[Component data from apps and pages]

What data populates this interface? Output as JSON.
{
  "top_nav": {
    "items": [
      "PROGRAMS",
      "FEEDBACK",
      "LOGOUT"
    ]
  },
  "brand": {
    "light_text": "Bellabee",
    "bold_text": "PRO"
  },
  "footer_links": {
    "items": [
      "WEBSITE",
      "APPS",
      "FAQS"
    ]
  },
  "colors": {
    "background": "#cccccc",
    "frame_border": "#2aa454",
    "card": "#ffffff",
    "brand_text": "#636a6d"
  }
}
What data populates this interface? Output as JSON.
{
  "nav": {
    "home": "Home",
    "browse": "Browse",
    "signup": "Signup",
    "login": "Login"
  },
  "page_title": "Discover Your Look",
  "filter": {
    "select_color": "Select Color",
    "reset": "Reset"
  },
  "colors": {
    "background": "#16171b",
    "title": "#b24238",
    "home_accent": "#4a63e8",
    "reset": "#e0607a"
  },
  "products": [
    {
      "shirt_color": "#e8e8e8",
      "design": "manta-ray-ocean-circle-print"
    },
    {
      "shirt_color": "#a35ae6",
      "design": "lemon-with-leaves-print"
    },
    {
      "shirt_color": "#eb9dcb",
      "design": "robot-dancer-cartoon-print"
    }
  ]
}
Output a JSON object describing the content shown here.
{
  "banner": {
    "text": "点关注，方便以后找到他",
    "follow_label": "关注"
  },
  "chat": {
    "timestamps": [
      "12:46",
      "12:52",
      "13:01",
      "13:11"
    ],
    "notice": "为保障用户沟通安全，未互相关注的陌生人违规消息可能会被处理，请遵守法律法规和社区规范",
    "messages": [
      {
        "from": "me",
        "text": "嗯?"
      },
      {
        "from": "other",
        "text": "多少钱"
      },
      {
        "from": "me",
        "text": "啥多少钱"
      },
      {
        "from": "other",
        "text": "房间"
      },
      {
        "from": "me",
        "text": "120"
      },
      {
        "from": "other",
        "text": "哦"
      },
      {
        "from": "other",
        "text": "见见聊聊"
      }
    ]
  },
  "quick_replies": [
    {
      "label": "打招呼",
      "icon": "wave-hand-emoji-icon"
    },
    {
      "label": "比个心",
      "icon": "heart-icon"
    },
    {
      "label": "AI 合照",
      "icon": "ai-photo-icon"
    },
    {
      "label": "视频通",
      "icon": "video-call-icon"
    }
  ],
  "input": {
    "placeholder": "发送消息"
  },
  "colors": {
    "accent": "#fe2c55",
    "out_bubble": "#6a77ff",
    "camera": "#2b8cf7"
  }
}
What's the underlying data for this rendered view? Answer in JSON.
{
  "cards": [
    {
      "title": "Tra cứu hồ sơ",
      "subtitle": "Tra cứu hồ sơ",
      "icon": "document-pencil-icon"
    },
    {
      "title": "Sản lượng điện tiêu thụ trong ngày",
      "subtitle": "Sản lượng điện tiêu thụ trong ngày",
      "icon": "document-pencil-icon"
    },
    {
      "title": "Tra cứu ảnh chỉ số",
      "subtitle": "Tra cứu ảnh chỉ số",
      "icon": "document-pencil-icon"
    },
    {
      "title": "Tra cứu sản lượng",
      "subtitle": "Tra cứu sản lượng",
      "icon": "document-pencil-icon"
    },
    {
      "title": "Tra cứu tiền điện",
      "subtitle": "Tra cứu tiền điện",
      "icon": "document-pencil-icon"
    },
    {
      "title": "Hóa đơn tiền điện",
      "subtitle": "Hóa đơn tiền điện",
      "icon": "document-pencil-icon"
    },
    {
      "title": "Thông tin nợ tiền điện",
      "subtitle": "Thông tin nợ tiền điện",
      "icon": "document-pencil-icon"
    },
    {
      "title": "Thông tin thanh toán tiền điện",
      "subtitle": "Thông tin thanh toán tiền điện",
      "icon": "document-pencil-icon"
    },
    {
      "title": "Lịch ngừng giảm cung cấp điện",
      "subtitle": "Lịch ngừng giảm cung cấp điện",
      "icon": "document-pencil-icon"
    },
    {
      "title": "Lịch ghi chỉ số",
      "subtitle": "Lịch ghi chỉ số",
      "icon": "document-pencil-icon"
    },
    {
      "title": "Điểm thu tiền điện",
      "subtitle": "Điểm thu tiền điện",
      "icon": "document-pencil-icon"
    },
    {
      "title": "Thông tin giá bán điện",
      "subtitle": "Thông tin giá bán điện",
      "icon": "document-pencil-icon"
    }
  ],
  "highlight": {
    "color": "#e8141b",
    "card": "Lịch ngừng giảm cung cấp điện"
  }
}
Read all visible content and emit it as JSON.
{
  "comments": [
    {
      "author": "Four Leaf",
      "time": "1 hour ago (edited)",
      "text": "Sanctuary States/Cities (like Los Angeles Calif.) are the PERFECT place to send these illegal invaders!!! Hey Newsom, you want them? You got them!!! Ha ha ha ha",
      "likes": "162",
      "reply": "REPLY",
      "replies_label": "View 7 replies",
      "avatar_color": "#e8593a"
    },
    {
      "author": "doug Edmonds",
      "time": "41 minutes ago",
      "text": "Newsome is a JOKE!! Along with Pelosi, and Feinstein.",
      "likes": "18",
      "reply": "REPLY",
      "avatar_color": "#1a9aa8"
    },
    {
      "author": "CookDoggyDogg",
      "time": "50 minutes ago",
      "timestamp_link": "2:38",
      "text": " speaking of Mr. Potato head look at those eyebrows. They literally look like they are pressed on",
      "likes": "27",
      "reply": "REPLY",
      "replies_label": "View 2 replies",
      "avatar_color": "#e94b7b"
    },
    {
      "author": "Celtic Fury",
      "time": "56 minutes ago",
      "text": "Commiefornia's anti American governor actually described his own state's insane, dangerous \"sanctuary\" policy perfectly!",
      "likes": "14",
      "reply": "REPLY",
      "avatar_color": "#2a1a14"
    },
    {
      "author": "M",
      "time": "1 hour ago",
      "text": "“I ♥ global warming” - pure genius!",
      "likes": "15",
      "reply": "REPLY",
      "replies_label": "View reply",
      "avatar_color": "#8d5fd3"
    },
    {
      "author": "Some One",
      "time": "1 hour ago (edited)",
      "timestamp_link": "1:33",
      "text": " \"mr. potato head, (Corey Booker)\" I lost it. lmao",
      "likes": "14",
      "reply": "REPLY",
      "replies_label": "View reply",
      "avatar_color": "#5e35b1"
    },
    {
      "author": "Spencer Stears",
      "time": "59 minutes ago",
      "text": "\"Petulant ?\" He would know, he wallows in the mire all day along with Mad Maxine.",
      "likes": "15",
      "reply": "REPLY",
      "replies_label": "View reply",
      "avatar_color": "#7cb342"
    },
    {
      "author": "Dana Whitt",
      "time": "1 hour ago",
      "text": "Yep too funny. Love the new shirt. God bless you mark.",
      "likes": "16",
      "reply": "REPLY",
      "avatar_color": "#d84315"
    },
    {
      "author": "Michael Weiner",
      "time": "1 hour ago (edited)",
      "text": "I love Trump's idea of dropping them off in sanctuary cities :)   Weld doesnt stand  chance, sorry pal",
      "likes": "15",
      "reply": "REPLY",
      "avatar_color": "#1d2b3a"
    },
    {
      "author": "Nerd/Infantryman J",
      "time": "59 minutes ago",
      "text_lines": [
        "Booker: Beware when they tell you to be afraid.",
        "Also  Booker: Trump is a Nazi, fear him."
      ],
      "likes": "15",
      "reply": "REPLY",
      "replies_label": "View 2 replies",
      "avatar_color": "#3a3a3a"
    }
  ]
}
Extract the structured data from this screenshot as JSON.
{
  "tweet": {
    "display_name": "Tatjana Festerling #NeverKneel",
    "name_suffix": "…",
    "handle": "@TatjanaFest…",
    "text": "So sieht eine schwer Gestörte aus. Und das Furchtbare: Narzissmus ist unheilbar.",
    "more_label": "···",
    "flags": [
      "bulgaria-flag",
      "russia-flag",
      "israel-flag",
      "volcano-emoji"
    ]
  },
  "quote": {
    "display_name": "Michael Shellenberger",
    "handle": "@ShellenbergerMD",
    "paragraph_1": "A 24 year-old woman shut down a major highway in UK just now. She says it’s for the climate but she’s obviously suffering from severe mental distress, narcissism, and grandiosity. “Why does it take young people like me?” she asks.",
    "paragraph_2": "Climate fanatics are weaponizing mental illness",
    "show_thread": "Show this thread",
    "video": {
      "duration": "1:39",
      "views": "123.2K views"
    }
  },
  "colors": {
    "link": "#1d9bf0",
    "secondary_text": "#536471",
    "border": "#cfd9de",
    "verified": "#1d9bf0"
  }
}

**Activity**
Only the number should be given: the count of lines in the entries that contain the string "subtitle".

**Task response**
12